One night Melanie walks through the garden in her mother's wedding dress. The next morning her world is shattered. Forced to leave the comfortable home of her childhood, she is sent to London to live with relatives she has never met: Aunt Margaret, beautiful and speechless, and her brothers, Francie, whose graceful music belies his clumsy nature, and the volatile Finn, who kisses Melanie in the ruins of the pleasure gardens. And brooding Unlce Philip loves only the life-sized wooden puppets he creates in his toyshop. This classic gothic novel established Angela Carter as one of our most imaginative writers and augurs the themes of her later creative work.
Dora and Nora Chance are a famous song-and-dance team of the British music halls. Billed as The Lucky Chances, the sisters are the illegitimate and unacknowledged daughters of Sir Melchoir Hazard, the greatest Shakespearean actor of his day. At once ribald and sentimental, glittery and tender, this rambunctious family saga is Angela Carter at her bewitching best.
Carter's impertinent revisions of cherished conventions and beloved traditional stories do not elicit mild or neutral reactions from readers. As her friend Salman Rushdie suggests in his warm introduction to this rich collection of 42 stories (spanning the years 196293), one is either pleasurably seduced by her languorous imagery and overripe vocabulary, or made slightly ill by her intemperate romantic sensuality: you love her or you hate her. Even those attuned to Carter's perfervid imagination will have to pick and choose their way through a minefield of knotty prose and naughtier conceits, from several decidedly precious early tales through the contents of her acclaimed story volumes (such as The Bloody Chamber and Saints and Strangers) to a final three uncollected pieces that are even more hothouse-baroque than her usual work. If you can bypass the gamy contes cruels that show Carter at her worst, there's much to enjoy in her wry feminist response to the smug mandates of sexism, racism . . . come to think of it, most -isms. "The Bloody Chamber" amusingly reinvents the Bluebeard legend, featuring a virginal bride reluctant to become yet another passive victim; "The Fall River Axe Murders" examines Lizzie Borden from a sardonic female perspective; "Overture and Incidental Music for A Midsummer Night's Dream" retells Shakespeare's comedy from the viewpoint of the changeling child for whom fairy rulers Oberon and Titania contend. And in the amazing "Our Lady of the Massacre," Carter employs the familiar narrative of (American) Indian captivity to create in a mere 14 pages a brilliantly compact near-novella.
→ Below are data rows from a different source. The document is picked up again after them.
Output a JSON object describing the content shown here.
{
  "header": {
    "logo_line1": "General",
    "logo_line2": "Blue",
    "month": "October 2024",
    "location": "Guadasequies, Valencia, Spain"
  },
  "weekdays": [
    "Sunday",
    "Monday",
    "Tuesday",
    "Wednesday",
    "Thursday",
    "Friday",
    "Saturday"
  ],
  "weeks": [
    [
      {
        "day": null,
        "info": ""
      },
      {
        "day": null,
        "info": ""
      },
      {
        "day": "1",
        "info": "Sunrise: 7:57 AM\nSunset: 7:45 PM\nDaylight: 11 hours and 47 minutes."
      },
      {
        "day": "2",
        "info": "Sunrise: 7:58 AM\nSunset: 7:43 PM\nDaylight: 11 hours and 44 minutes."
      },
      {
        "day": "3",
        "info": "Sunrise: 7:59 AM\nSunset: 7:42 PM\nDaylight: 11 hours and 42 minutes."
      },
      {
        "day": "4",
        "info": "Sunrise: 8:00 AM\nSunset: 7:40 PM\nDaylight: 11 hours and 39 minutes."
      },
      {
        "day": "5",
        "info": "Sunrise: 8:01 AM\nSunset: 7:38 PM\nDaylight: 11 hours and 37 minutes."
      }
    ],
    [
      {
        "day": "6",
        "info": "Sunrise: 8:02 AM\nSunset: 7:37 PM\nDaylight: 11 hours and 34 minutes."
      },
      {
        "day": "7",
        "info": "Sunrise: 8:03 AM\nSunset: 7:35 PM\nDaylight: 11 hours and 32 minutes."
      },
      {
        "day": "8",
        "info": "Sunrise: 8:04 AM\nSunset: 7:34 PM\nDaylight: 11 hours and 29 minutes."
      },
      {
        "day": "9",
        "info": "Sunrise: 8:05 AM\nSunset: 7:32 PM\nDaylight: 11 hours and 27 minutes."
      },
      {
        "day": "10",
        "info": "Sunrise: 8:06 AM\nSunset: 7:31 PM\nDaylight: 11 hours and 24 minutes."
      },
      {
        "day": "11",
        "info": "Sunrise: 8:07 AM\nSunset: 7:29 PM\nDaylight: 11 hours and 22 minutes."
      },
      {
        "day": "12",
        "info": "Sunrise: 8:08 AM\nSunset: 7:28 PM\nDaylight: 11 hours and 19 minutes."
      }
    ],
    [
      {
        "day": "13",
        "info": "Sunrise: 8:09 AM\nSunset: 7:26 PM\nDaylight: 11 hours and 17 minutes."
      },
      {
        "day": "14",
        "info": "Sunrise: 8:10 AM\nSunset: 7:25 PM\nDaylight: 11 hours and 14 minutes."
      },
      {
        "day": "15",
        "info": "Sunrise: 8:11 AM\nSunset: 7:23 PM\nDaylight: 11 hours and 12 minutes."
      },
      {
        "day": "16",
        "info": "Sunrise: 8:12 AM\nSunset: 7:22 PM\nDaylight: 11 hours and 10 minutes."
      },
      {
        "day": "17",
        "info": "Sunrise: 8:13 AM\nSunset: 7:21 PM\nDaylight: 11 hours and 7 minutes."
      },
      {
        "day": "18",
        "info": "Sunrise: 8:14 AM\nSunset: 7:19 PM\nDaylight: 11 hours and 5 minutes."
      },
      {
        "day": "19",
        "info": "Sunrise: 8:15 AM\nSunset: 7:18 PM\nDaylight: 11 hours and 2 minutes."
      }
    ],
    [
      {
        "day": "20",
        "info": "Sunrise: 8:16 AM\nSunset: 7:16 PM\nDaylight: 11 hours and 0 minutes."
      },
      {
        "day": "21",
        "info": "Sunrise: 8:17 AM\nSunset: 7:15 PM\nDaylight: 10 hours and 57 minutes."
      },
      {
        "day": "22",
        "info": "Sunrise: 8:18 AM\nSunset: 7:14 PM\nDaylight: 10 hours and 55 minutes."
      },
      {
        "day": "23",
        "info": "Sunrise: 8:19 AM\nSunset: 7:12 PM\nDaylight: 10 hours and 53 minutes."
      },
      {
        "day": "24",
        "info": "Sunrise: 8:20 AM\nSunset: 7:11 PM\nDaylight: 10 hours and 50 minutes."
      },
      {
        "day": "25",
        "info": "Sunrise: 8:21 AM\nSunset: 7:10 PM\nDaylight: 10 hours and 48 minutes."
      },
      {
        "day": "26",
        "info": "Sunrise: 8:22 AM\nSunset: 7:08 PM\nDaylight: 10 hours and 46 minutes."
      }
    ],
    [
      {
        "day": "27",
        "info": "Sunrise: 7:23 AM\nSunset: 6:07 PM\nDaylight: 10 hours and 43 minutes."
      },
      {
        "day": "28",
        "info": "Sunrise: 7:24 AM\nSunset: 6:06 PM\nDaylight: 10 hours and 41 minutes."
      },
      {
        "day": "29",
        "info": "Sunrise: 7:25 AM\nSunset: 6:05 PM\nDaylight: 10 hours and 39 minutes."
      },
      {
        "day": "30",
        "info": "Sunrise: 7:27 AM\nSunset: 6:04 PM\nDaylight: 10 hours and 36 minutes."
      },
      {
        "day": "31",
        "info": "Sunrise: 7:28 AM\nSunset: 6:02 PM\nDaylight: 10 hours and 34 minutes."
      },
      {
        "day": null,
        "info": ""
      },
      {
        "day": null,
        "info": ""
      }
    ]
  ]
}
A book of wonders, then, even if too cloying for some tastes—and a welcome occasion for reassessing the work of one of the most unusual writers of recent emergence.
|The Man Who Loved a Double Bass||3|
|A Very, Very Great Lady and Her Son at Home||11|
|A Victorian Fable (with Glossary)||16|
|A Souvenir of Japan||27|
|The Executioner's Beautiful Daughter||35|
|The Loves of Lady Purple||41|
|The Smile of Winter||52|
|Penetrating to the Heart of the Forest||58|
|Flesh and the Mirror||68|
|Elegy for a Freelance||96|
|The Bloody Chamber||111|
|The Courtship of Mr Lyon||144|
|The Tiger's Bride||154|
|The Snow Child||193|
|The Lady of the House of Love||195|
|The Company of Wolves||212|
|Our Lady of the Massacre||248|
|The Cabinet of Edgar Allan Poe||262|
|Overture and Incidental Music for A Midsummer Night's Dream||273|
|Peter and the Wolf||284|
|The Kitchen Child||292|
|The Fall River Axe Murders||300|
|John Ford's 'Tis Pity She's a Whore||332|
|Gun for the Devil||349|
|The Merchant of Shadows||363|
|The Ghost Ships||376|
|Ashputtle or The Mother's Ghost||390|
|Alice in Prague or The Curious Room||397|
|Impressions: The Wrightsman Magdalene||409|
|The Scarlet House||417|
|The Snow Pavilion||429|
|The Quilt Maker||444|
|Appendix: Afterword to Fireworks||459|